- Coelho A, Matos A, Catarino R, Pinto D, Sousa H, Pereira D, Medeiros R: The influence of chemokine receptor CCR2 genotypes in the route to cervical carcinogenesis. Gynecol Obstet Invest. 2007, 64: 208-212.View ArticlePubMedGoogle Scholar
- Coelho A, Matos A, Catarino R, Pinto D, Pereira D, Lopes C, Medeiros R: Protective role of the polymorphism CCR2-64I in the progression from squamous intraepithelial lesions to invasive cervical carcinoma. Gynecol Oncol. 2005, 96: 760-764. 10.1016/j.ygyno.2004.11.028.View ArticlePubMedGoogle Scholar
- Ivansson EL, Gustavsson IM, Magnusson JJ, Steiner LL, Magnusson PK, Erlich HA, Gyllensten UB: Variants of chemokine receptor 2 and interleukin 4 receptor but not interleukin 10 or Fas ligand increase risk of cervical cancer. Int J Cancer. 2007, 121: 2451-2457. 10.1002/ijc.22989.View ArticlePubMedGoogle Scholar
- Zheng B, Wiklund F, Gharizadeh B, Sadat M, Gambelunghe G, Hallmans G, Dillner J, Wallin KL, Ghaderi M: Genetic polymorphism of chemokine receptors CCR2 and CCR5 in Swedish cervical cancer patients. Anticancer Res. 2006, 26: 3669-3674.PubMedGoogle Scholar
- Ahlbom A, Lichtenstein P, Malmstrom H, Feychting M, Hemminki K, Pedersen NL: Cancer in twins: genetic and nongenetic familial risk factors. J Natl Cancer Inst. 1997, 89: 287-293. 10.1093/jnci/89.4.287.View ArticlePubMedGoogle Scholar
- Hemminki K, Dong C, Vaittinen P: Familial risks in cervical cancer: is there a hereditary component?. Int J Cancer. 1999, 82: 775-781. 10.1002/(SICI)1097-0215(19990909)82:6<775::AID-IJC1>3.0.CO;2-V.View ArticlePubMedGoogle Scholar
- Tishkoff SA, Reed FA, Friedlaender FR, Ehret C, Ranciaro A, Froment A, Hirbo JB, Awomoyi AA, Bodo JM, Doumbo O, Ibrahim M, Juma AT, Kotze MJ, Lema G, Moore JH, Mortensen H, Nyambo TB, Omar SA, Powell K, Pretorius GS, Smith MW, Thera MA, Wambebe C, Weber JL, Williams SM: The genetic structure and history of Africans and African Americans.

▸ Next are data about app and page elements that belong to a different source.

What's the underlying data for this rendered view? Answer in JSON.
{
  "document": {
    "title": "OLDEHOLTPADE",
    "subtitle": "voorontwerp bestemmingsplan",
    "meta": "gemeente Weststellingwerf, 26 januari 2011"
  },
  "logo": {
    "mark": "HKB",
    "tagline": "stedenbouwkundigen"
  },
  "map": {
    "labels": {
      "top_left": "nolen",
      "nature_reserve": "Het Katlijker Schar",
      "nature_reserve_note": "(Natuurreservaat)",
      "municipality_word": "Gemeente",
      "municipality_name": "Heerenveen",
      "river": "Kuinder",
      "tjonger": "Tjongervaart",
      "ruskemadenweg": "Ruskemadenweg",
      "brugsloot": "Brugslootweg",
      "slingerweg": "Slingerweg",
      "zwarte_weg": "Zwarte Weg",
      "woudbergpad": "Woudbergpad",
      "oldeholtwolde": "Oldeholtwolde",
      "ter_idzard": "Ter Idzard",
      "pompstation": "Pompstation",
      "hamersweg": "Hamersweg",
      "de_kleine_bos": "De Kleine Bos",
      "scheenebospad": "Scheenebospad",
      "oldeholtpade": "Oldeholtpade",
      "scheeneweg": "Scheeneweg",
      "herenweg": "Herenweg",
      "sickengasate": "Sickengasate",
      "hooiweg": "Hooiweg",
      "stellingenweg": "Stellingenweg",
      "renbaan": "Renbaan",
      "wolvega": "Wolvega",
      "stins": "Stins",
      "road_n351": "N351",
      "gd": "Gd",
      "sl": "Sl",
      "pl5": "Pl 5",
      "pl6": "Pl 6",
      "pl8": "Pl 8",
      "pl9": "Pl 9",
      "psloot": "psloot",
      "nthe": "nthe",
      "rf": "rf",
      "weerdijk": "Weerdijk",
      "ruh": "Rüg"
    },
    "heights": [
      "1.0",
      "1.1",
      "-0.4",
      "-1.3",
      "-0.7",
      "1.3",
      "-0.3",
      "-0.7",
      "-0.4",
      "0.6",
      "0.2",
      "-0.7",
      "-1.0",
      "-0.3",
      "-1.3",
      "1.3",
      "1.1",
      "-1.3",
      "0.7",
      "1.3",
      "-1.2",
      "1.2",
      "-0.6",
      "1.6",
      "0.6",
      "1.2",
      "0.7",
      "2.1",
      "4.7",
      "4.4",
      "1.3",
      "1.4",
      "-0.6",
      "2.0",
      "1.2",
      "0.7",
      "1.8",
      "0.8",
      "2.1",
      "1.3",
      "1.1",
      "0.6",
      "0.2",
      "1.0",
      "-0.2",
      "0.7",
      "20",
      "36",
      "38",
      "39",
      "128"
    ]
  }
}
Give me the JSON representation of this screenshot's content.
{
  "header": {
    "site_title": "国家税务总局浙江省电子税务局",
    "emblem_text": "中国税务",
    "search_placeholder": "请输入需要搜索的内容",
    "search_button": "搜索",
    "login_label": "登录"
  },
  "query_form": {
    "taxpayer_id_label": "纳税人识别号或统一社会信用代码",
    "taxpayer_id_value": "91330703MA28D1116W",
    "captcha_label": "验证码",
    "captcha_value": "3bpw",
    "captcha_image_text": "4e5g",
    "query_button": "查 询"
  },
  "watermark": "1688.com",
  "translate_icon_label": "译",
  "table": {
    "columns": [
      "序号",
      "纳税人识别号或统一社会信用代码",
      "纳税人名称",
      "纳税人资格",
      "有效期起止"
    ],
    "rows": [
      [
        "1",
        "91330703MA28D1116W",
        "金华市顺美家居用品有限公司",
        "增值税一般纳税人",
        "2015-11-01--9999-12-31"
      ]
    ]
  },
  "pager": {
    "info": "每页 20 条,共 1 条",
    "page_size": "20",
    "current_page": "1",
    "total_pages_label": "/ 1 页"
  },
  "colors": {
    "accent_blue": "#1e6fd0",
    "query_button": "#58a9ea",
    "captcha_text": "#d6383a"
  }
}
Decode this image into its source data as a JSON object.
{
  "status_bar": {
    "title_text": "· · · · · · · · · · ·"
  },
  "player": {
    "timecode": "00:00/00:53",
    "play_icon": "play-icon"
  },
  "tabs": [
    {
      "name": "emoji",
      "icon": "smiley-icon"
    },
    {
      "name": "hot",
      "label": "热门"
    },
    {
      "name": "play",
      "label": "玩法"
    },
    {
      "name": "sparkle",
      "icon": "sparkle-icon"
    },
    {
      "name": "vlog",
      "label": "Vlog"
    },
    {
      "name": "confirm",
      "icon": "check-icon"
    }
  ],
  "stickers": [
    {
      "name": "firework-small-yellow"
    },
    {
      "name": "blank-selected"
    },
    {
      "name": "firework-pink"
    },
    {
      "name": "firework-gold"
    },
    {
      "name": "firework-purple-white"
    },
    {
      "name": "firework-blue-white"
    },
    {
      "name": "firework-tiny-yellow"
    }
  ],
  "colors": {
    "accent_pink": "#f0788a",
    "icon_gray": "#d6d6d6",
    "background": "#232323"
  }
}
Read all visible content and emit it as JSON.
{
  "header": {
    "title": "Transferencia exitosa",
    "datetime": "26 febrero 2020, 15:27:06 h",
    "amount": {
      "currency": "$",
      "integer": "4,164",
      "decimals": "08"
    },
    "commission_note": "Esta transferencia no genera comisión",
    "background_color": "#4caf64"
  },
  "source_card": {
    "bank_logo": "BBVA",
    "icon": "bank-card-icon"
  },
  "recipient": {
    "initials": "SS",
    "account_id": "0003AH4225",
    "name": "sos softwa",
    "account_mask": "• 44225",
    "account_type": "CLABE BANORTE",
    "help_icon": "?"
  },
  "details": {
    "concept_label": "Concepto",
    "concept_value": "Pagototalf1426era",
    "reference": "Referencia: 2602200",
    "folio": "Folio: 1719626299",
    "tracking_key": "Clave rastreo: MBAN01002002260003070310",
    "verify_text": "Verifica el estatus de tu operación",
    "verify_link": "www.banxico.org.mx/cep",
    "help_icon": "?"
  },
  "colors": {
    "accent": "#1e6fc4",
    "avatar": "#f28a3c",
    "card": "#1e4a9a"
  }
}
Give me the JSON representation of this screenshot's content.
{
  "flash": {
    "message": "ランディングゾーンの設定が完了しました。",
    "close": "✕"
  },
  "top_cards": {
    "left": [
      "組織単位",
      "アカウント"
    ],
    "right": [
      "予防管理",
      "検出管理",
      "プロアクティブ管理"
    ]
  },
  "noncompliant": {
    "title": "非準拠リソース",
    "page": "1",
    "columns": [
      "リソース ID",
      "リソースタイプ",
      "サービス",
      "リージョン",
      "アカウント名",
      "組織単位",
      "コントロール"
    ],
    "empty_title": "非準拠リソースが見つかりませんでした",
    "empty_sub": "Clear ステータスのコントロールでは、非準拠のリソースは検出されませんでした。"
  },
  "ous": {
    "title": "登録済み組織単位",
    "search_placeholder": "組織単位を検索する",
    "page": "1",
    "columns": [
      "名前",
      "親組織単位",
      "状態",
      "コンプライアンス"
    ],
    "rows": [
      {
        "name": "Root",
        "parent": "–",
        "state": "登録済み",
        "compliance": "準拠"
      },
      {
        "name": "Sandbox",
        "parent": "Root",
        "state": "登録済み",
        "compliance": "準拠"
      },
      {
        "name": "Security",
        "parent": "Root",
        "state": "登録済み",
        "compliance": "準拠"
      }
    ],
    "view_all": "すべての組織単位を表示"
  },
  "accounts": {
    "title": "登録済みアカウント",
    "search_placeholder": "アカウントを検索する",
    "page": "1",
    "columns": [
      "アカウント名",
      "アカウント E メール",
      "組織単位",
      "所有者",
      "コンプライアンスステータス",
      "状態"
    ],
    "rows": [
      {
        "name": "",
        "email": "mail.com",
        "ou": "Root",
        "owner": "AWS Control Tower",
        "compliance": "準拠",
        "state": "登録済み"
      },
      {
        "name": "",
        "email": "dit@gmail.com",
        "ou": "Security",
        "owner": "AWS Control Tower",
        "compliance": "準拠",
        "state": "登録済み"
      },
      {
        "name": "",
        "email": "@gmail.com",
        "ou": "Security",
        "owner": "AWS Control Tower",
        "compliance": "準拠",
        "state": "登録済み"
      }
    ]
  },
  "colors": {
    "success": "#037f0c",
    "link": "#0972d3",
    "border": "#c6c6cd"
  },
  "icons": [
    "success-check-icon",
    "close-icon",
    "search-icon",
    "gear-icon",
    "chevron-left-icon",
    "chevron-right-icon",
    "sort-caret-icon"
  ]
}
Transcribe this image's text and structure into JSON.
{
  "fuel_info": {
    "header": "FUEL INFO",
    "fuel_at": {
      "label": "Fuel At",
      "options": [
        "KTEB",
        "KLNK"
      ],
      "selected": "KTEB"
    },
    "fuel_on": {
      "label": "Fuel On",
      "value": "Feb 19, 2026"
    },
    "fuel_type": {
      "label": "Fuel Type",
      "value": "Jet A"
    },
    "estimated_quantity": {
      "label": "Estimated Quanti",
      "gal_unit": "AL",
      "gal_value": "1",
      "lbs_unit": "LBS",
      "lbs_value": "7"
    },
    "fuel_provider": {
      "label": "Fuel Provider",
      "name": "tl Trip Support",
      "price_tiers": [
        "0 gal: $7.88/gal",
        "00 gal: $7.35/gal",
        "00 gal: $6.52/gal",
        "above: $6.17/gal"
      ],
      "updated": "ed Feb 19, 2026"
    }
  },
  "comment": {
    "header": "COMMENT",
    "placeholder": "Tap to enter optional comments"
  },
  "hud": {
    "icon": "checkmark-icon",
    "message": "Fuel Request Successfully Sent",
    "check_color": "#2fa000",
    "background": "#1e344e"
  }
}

Science. 2009, 324: 1035-1044. 10.1126/science.1172257.View ArticlePubMedPubMed CentralGoogle Scholar
- Shapiro S, Rosenberg L, Hoffman M, Kelly JP, Cooper DD, Carrara H, Denny LE, du Toit G, Allan BR, Stander IA, Williamson AL: Risk of invasive cancer of the cervix in relation to the use of injectable progestogen contraceptives and combined estrogen/progestogen oral contraceptives (South Africa). Cancer Causes Control. 2003, 14: 485-495. 10.1023/A:1024910808307.View ArticlePubMedGoogle Scholar
- Hoffman M, Cooper D, Carrara H, Rosenberg L, Kelly J, Stander I, Williamson AL, Denny L, du Toit G, Shapiro S: Limited Pap screening associated with reduced risk of cervical cancer in South Africa. Int J Epidemiol. 2003, 32: 573-577. 10.1093/ije/dyg081.View ArticlePubMedGoogle Scholar
- Tang J, Rivers C, Karita E, Costello C, Allen S, Fultz PN, Schoenbaum EE, Kaslow RA: Allelic variants of human beta-chemokine receptor 5 (CCR5) promoter: evolutionary relationships and predictable associations with HIV-1 disease progression. Genes Immun. 1999, 1: 20-27. 10.1038/sj.gene.6363640.View ArticlePubMedGoogle Scholar
- Mantovani A, Bottazzi B, Colotta F, Sozzani S, Ruco L: The origin and function of tumor-associated macrophages. Immunol Today. 1992, 13: 265-270. 10.1016/0167-5699(92)90008-U.View ArticlePubMedGoogle Scholar
- The pre-publication history for this paper can be accessed here:http://0-www.biomedcentral.com.brum.beds.ac.uk/1471-2407/10/278/prepub
This article is published under license to BioMed Central Ltd. This is an Open Access article distributed under the terms of the Creative Commons Attribution License (http://creativecommons.org/licenses/by/2.0), which permits unrestricted use, distribution, and reproduction in any medium, provided the original work is properly cited.